> **Task prompt**
Your task is to print all of the entries exactly, though the pictures should not be included.

> **Data provided**
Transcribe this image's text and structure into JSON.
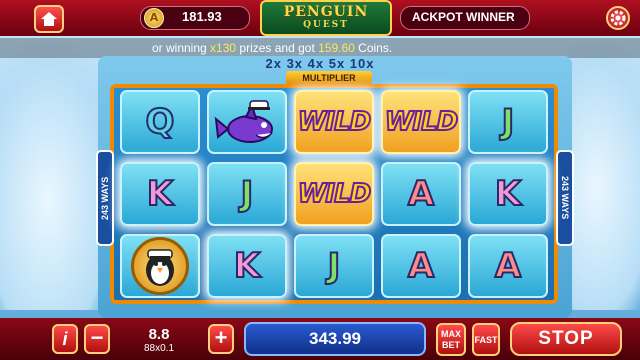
{
  "top_bar": {
    "coin_symbol": "A",
    "balance": "181.93",
    "logo_title": "PENGUIN",
    "logo_subtitle": "QUEST",
    "jackpot_label": "ACKPOT WINNER"
  },
  "ticker": {
    "part1": "or winning ",
    "multiplier": "x130",
    "part2": " prizes and got ",
    "amount": "159.60",
    "part3": " Coins."
  },
  "multiplier": {
    "values_text": "2x  3x  4x  5x  10x",
    "label": "MULTIPLIER"
  },
  "ways": {
    "left": "243 WAYS",
    "right": "243 WAYS"
  },
  "reels": {
    "r0c0": "Q",
    "r0c2": "WILD",
    "r0c3": "WILD",
    "r0c4": "J",
    "r1c0": "K",
    "r1c1": "J",
    "r1c2": "WILD",
    "r1c3": "A",
    "r1c4": "K",
    "r2c1": "K",
    "r2c2": "J",
    "r2c3": "A",
    "r2c4": "A"
  },
  "symbol_icons": {
    "r0c1": "shark-sailor-icon",
    "r2c0": "penguin-captain-icon"
  },
  "bottom_bar": {
    "info_label": "i",
    "minus_label": "−",
    "plus_label": "+",
    "bet": "8.8",
    "bet_detail": "88x0.1",
    "win": "343.99",
    "maxbet_label": "MAX BET",
    "fast_label": "FAST",
    "stop_label": "STOP"
  },
  "colors": {
    "frame_border": "#f08a00",
    "top_bar": "#b01020",
    "ticker_highlight": "#ffe75a"
  }
}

> **Answer space**
Transcribe this image's text and structure into JSON.
{
  "top_bar": {
    "coin_symbol": "A",
    "balance": "181.93",
    "logo_title": "PENGUIN",
    "logo_subtitle": "QUEST",
    "jackpot_label": "ACKPOT WINNER"
  },
  "ticker": {
    "part1": "or winning ",
    "multiplier": "x130",
    "part2": " prizes and got ",
    "amount": "159.60",
    "part3": " Coins."
  },
  "multiplier": {
    "values_text": "2x  3x  4x  5x  10x",
    "label": "MULTIPLIER"
  },
  "ways": {
    "left": "243 WAYS",
    "right": "243 WAYS"
  },
  "reels": {
    "r0c0": "Q",
    "r0c2": "WILD",
    "r0c3": "WILD",
    "r0c4": "J",
    "r1c0": "K",
    "r1c1": "J",
    "r1c2": "WILD",
    "r1c3": "A",
    "r1c4": "K",
    "r2c1": "K",
    "r2c2": "J",
    "r2c3": "A",
    "r2c4": "A"
  },
  "symbol_icons": {
    "r0c1": "shark-sailor-icon",
    "r2c0": "penguin-captain-icon"
  },
  "bottom_bar": {
    "info_label": "i",
    "minus_label": "−",
    "plus_label": "+",
    "bet": "8.8",
    "bet_detail": "88x0.1",
    "win": "343.99",
    "maxbet_label": "MAX BET",
    "fast_label": "FAST",
    "stop_label": "STOP"
  },
  "colors": {
    "frame_border": "#f08a00",
    "top_bar": "#b01020",
    "ticker_highlight": "#ffe75a"
  }
}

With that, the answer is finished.